• [About this exercise]:
Your answer is to be every line of the material that includes the string "name".

• [The data]:
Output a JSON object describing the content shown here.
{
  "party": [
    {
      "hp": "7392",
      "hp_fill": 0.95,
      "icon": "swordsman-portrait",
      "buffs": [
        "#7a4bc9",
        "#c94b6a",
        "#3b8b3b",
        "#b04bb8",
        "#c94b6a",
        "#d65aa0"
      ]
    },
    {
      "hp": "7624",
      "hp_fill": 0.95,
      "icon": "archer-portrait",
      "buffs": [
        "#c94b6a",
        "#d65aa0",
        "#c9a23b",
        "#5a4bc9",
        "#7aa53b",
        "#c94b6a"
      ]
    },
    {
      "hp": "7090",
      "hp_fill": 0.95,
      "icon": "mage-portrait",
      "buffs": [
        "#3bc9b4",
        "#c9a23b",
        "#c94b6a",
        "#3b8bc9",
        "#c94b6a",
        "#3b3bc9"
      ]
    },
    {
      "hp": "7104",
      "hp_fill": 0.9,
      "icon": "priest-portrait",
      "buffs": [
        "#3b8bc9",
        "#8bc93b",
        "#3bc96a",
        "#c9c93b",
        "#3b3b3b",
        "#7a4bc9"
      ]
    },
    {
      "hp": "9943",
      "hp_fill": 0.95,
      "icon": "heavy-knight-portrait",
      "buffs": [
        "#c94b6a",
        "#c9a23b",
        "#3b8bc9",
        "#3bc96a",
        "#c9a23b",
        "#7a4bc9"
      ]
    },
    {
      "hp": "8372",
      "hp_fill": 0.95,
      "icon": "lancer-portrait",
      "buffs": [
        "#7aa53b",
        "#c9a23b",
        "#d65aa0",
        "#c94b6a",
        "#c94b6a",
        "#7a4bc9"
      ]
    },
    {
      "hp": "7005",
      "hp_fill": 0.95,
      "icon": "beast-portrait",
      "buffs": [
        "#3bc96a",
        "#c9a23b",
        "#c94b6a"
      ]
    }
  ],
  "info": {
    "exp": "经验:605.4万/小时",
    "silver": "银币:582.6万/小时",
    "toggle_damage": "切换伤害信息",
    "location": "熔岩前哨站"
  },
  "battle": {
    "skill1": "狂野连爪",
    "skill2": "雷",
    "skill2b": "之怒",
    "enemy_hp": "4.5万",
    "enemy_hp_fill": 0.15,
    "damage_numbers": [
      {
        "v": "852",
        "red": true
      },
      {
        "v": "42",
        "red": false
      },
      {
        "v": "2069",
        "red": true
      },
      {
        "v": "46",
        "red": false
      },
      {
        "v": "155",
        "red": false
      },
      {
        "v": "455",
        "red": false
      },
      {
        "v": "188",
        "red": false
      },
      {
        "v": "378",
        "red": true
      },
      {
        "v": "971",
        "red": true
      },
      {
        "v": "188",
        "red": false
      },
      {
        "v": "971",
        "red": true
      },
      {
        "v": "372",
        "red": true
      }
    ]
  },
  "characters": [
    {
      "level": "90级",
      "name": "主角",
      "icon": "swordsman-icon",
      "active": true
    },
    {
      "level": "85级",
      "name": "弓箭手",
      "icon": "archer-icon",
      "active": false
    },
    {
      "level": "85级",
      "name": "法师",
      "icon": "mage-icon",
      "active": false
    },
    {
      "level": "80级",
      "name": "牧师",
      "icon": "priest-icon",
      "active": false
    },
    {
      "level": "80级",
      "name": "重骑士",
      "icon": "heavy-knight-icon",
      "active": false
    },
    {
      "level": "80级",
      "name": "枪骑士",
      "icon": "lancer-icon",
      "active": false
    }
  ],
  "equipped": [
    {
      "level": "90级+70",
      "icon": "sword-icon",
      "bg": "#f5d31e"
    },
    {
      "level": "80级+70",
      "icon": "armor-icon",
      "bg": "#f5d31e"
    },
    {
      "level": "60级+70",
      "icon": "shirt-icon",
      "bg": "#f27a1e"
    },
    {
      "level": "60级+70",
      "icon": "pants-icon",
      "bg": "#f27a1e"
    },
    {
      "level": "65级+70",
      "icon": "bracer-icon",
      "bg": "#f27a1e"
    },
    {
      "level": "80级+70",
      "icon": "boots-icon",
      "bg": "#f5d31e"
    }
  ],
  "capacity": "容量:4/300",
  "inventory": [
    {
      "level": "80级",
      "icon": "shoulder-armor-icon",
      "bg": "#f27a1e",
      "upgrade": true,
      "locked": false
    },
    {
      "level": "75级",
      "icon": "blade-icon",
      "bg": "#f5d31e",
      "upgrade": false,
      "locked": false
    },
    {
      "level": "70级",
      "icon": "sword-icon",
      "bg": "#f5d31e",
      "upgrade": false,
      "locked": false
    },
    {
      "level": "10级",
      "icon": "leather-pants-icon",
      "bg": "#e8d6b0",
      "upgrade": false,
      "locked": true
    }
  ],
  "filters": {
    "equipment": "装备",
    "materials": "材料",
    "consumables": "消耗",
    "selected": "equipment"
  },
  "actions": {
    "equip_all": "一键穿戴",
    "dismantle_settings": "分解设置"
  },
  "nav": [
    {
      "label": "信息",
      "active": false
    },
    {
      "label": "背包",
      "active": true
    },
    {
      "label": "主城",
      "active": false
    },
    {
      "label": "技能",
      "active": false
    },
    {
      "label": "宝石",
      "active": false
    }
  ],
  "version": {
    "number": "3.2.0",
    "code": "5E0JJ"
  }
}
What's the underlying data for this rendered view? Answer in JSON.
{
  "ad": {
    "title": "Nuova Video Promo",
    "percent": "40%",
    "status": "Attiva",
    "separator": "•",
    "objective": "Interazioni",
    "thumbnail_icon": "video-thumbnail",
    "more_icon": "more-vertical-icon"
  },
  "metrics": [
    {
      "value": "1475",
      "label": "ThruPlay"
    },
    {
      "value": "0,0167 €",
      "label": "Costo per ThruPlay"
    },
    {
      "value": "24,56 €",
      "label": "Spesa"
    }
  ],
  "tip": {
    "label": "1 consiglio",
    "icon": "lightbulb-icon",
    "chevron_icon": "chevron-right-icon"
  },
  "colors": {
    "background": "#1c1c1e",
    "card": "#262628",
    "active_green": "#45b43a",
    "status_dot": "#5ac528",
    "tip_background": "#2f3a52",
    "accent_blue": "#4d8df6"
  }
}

• [Reply to the exercise]:
      "name": "主角",
      "name": "弓箭手",
      "name": "法师",
      "name": "牧师",
      "name": "重骑士",
      "name": "枪骑士",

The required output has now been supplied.